(App and web page records)
────────

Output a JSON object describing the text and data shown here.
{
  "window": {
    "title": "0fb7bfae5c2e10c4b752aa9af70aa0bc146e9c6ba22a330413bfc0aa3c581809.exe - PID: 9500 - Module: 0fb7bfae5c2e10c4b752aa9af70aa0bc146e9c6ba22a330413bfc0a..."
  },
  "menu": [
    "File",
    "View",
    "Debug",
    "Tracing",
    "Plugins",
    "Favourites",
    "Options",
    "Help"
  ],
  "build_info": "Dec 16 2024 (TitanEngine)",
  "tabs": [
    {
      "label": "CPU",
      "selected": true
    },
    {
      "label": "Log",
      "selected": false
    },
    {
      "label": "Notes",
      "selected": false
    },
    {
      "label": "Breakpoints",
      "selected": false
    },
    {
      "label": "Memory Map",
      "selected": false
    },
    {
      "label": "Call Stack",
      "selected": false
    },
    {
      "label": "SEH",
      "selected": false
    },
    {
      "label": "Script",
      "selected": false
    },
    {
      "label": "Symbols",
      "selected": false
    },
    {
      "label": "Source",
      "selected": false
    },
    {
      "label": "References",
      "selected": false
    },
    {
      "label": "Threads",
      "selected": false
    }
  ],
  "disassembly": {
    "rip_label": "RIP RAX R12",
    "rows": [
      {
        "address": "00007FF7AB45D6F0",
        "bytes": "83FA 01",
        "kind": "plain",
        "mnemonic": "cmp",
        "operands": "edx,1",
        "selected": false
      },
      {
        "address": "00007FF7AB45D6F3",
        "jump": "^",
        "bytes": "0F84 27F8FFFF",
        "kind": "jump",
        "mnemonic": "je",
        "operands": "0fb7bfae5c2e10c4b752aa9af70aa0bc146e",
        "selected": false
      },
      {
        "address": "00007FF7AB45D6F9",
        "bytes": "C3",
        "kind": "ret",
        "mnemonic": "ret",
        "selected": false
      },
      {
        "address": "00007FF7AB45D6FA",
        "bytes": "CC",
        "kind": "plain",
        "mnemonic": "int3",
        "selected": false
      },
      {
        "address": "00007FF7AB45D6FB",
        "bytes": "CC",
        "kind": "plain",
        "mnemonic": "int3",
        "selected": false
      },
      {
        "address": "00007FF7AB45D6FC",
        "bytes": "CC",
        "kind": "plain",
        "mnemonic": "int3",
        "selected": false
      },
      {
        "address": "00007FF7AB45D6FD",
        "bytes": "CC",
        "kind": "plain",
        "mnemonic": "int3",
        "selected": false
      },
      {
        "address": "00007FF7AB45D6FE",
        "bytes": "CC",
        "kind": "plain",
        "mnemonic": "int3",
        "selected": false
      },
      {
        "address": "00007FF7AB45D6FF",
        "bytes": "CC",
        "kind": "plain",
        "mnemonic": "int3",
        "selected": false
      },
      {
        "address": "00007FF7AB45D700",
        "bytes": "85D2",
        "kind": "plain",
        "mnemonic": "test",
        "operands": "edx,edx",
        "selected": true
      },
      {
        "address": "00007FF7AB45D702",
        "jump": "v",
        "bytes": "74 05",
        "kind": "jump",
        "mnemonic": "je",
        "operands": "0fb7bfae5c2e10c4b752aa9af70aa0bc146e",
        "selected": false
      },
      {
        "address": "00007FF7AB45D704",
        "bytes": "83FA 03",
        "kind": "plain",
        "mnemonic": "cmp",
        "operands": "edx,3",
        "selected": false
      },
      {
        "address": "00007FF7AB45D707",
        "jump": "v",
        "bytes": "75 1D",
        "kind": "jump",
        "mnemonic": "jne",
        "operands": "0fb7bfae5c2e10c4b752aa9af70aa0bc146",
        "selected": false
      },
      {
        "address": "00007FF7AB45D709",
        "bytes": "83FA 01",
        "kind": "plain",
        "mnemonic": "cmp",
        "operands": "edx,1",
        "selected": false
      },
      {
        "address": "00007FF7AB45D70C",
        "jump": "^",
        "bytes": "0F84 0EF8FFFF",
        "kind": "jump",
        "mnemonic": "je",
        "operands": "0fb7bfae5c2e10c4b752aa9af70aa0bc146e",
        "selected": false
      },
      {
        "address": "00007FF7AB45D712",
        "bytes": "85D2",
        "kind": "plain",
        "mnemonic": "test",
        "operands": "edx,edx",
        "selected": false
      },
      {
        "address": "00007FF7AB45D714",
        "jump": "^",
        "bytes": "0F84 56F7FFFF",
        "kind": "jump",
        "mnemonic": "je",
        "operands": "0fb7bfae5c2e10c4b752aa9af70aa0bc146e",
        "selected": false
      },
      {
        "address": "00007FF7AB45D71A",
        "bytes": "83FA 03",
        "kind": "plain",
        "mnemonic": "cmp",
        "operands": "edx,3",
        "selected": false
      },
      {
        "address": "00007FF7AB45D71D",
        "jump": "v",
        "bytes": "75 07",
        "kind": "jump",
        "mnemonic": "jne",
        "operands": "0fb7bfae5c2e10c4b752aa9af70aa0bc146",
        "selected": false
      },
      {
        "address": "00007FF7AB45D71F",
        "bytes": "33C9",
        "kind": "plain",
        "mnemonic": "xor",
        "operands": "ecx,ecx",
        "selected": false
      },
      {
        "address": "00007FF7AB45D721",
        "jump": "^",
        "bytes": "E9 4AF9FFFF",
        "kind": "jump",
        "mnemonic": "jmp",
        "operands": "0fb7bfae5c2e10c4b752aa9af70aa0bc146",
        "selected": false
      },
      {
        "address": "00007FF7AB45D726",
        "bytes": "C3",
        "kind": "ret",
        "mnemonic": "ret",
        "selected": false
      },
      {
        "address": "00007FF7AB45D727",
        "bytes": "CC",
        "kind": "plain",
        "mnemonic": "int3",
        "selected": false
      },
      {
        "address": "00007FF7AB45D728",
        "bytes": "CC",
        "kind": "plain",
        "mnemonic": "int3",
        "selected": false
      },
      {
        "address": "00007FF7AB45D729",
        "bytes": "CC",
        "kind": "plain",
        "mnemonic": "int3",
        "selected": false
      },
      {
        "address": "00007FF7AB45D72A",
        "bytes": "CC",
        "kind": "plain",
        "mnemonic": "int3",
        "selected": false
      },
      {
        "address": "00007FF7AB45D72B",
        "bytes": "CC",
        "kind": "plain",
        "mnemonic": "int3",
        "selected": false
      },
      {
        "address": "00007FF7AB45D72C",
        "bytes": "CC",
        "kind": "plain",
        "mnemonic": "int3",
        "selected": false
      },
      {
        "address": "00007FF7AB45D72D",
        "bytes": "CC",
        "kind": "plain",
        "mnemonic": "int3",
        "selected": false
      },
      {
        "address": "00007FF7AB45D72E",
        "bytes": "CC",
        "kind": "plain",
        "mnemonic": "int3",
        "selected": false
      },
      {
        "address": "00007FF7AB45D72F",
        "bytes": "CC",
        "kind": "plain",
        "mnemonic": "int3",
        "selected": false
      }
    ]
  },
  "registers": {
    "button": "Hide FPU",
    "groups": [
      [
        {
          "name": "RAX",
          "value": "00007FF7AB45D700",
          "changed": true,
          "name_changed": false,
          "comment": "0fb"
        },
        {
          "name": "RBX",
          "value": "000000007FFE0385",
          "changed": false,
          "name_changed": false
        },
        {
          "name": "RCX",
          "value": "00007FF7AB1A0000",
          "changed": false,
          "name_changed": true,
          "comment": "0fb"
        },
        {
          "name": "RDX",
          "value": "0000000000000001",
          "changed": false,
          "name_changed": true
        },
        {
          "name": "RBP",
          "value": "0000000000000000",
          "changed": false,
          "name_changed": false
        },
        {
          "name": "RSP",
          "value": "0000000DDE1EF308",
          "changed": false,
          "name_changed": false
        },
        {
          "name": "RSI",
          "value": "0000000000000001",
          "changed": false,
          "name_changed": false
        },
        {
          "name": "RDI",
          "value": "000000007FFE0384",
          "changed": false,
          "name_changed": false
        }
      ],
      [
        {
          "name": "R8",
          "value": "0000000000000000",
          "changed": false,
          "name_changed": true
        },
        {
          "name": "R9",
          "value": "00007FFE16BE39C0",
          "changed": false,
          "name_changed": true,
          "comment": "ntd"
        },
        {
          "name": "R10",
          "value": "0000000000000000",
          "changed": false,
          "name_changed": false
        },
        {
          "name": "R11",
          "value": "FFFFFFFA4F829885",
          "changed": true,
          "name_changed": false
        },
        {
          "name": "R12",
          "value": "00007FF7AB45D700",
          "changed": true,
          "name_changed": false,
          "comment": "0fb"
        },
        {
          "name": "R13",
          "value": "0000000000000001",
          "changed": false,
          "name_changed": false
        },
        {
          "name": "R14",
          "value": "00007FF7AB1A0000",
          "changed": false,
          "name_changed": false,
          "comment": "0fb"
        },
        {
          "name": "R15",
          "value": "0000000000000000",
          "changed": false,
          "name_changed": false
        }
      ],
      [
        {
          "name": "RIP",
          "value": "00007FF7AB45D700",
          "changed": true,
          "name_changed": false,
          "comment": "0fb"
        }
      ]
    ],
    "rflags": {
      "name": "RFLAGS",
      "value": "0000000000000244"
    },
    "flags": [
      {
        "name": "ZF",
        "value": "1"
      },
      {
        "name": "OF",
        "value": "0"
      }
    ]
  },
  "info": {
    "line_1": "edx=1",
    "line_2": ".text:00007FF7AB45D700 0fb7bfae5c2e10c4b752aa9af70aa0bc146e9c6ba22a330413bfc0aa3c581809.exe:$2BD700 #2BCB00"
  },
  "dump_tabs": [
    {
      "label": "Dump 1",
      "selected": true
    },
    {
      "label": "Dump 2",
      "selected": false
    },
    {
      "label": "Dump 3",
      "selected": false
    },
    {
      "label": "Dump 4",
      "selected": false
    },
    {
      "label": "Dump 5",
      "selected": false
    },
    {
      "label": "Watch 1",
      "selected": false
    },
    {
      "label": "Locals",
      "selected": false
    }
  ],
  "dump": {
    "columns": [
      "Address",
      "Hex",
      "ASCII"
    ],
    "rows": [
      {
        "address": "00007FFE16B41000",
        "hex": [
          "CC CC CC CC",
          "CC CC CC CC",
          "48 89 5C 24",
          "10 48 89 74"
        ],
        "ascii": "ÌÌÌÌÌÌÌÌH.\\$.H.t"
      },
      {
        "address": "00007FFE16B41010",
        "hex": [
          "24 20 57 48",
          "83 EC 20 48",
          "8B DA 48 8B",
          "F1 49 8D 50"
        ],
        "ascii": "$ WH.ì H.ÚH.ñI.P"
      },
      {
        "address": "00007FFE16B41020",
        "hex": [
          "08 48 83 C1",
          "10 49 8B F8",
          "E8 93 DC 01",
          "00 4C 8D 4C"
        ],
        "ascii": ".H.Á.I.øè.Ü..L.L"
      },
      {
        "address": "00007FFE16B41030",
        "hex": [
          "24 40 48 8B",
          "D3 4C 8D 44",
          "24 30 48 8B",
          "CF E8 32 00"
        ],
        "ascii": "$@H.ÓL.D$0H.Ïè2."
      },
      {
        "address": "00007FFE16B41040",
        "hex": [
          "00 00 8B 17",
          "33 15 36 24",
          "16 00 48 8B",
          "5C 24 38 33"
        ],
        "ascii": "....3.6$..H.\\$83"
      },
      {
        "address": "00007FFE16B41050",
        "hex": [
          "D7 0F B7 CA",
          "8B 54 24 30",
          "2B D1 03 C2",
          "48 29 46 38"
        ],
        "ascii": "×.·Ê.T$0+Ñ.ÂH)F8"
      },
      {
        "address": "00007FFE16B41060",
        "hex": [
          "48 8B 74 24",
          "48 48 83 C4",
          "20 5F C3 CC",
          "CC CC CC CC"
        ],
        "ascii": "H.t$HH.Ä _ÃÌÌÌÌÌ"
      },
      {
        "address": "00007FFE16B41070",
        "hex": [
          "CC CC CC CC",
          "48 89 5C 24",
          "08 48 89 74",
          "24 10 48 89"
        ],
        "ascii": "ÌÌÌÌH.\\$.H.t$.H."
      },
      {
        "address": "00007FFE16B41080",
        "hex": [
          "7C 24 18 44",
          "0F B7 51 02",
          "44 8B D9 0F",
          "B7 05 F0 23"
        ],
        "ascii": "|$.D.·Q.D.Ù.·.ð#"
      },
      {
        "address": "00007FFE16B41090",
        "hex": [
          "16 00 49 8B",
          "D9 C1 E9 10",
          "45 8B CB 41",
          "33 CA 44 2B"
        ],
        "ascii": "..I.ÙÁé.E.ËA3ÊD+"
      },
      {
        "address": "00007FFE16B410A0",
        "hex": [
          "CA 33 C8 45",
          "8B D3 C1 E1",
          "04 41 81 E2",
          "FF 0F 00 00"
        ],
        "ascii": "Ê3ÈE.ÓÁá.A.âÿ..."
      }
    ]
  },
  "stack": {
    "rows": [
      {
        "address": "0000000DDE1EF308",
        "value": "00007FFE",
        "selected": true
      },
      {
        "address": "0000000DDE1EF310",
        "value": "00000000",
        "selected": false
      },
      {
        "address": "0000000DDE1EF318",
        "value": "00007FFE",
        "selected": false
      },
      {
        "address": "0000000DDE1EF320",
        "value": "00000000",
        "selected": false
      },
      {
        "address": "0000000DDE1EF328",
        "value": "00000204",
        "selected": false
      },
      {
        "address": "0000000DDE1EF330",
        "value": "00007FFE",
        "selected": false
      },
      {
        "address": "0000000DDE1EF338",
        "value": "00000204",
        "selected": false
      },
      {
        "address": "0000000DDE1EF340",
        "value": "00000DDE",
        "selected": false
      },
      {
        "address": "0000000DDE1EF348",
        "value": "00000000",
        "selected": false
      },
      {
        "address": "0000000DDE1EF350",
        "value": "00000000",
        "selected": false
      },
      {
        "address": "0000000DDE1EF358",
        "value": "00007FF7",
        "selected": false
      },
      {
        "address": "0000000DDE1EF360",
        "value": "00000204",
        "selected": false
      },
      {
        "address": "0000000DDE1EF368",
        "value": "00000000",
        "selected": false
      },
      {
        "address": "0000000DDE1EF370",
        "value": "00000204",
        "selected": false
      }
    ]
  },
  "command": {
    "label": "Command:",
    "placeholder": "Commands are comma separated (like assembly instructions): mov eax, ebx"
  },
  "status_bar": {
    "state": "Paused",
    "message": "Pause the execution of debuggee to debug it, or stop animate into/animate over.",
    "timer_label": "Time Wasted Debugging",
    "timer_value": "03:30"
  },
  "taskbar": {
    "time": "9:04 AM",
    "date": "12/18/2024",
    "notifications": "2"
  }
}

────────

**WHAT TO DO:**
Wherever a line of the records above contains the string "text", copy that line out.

**EXERCISE RESPONSE:**
Output a JSON object describing the text and data shown here.
    "line_2": ".text:00007FF7AB45D700 0fb7bfae5c2e10c4b752aa9af70aa0bc146e9c6ba22a330413bfc0aa3c581809.exe:$2BD700 #2BCB00"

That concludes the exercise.